[Component data from apps and pages]
+ + + + + + +
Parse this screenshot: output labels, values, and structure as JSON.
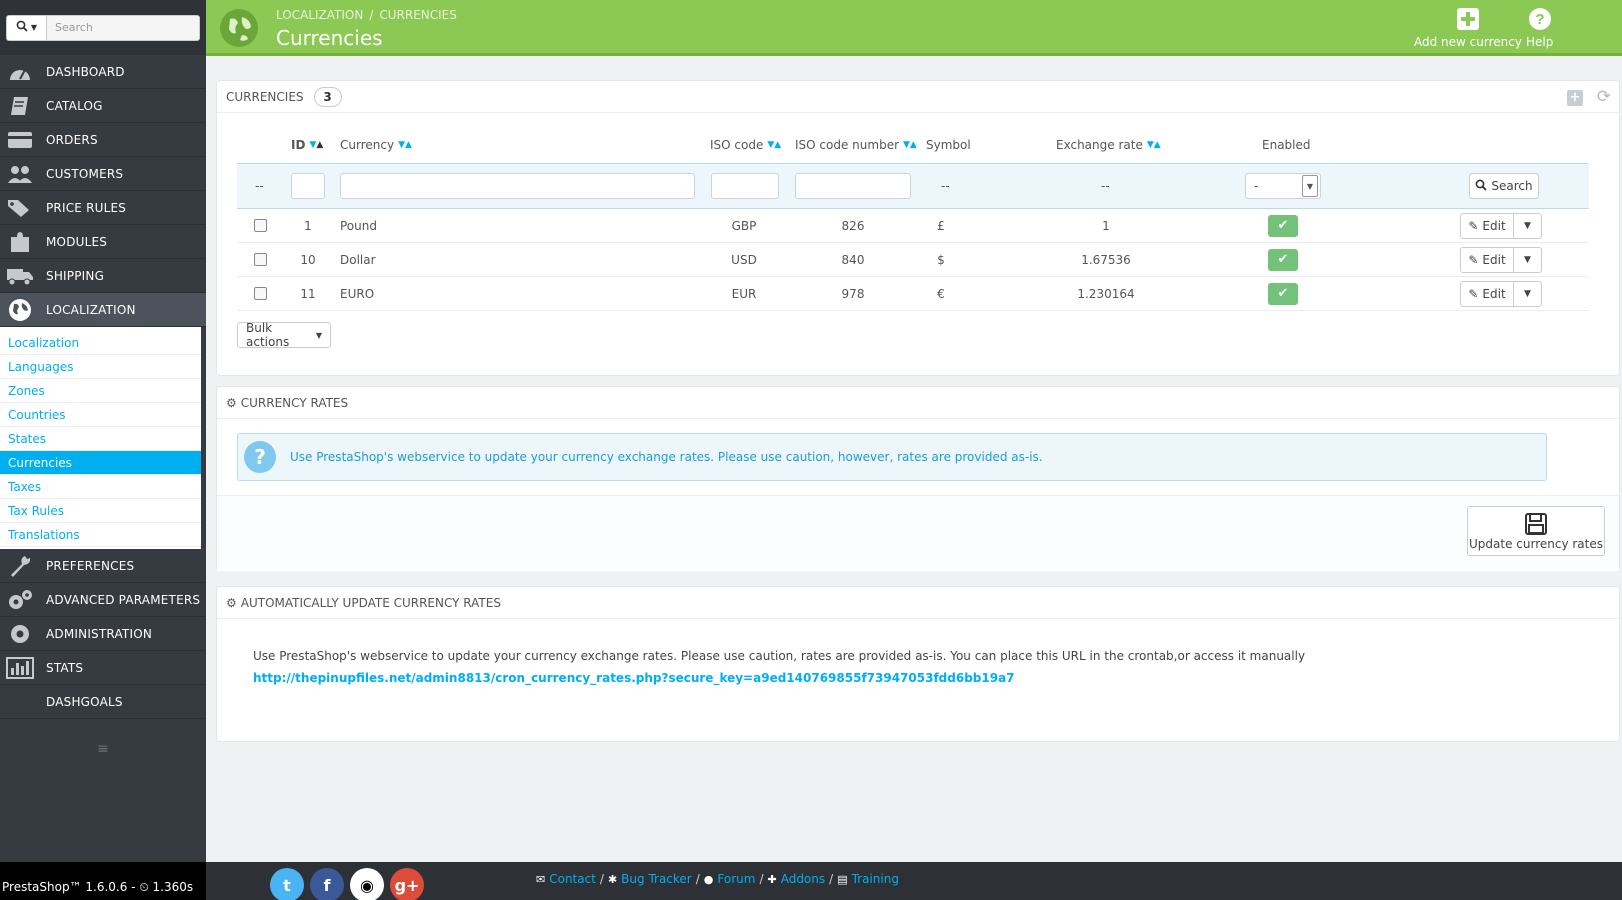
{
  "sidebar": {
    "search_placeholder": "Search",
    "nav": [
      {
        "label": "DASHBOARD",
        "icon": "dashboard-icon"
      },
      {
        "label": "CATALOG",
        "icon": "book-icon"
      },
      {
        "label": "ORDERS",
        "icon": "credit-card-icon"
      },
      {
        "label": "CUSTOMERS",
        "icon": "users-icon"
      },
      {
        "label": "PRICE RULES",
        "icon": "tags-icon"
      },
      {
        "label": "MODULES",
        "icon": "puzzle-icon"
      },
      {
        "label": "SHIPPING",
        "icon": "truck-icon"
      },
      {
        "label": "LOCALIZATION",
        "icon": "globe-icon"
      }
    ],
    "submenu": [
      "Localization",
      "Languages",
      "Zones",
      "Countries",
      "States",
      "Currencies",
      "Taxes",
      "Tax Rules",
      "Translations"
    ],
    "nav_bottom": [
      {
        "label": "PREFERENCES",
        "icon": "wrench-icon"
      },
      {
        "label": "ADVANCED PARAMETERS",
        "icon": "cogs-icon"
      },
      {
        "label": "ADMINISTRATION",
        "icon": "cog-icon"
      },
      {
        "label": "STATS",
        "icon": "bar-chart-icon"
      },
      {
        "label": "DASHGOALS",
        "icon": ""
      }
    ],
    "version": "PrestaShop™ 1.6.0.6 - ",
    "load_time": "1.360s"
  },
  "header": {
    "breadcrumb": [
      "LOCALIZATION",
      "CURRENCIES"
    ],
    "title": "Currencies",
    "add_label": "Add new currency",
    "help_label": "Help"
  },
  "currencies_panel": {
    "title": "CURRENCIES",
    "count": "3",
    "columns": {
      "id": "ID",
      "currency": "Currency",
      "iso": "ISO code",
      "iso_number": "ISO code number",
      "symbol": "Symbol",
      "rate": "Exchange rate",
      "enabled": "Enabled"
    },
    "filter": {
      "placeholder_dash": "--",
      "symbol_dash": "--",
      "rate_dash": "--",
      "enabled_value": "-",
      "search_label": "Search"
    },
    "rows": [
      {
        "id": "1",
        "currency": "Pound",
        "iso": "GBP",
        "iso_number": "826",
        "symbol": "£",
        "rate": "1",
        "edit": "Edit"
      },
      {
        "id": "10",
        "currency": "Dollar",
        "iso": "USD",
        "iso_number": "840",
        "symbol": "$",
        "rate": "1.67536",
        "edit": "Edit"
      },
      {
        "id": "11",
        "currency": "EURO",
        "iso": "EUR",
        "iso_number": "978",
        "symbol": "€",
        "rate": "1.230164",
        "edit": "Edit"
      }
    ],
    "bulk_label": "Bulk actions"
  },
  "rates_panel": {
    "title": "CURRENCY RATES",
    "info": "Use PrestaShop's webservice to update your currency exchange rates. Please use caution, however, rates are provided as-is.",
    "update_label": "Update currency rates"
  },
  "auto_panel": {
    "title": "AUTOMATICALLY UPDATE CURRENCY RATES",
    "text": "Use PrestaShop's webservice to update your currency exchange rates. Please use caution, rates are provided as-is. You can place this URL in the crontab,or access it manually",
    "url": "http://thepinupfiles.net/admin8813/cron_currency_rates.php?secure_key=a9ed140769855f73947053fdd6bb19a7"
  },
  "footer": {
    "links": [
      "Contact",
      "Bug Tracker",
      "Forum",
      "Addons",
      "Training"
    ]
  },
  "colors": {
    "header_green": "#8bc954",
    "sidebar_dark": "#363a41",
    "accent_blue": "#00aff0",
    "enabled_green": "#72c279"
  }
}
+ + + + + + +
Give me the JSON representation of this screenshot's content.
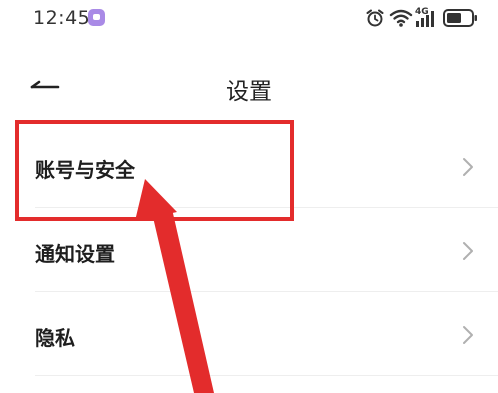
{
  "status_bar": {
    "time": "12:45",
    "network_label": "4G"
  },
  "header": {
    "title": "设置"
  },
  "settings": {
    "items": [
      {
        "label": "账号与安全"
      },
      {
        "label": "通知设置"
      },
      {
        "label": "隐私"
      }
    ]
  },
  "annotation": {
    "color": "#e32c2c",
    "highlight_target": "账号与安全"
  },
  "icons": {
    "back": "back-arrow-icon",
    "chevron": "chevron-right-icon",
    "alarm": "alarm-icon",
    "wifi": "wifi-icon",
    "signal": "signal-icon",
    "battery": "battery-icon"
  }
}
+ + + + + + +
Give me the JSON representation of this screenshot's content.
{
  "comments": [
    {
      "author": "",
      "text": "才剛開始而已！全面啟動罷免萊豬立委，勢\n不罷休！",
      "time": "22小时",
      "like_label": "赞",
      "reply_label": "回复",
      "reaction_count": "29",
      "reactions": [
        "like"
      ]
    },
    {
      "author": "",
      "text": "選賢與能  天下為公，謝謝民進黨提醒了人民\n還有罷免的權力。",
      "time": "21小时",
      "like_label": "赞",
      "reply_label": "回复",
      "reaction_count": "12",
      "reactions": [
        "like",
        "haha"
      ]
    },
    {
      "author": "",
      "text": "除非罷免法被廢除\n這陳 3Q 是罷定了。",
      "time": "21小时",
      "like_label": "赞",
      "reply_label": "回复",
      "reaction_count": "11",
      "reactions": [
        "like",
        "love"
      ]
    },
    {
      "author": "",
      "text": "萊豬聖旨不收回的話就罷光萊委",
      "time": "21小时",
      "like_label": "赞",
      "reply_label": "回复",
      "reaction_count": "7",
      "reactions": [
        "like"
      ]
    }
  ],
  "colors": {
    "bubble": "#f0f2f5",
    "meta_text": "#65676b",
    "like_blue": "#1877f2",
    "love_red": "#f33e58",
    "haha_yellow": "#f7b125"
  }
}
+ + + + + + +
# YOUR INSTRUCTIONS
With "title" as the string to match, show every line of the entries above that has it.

# YOUR SOLUTION
    "title": "Currencies",
    "title": "CURRENCIES",
    "title": "CURRENCY RATES",
    "title": "AUTOMATICALLY UPDATE CURRENCY RATES",
    "title": "设置"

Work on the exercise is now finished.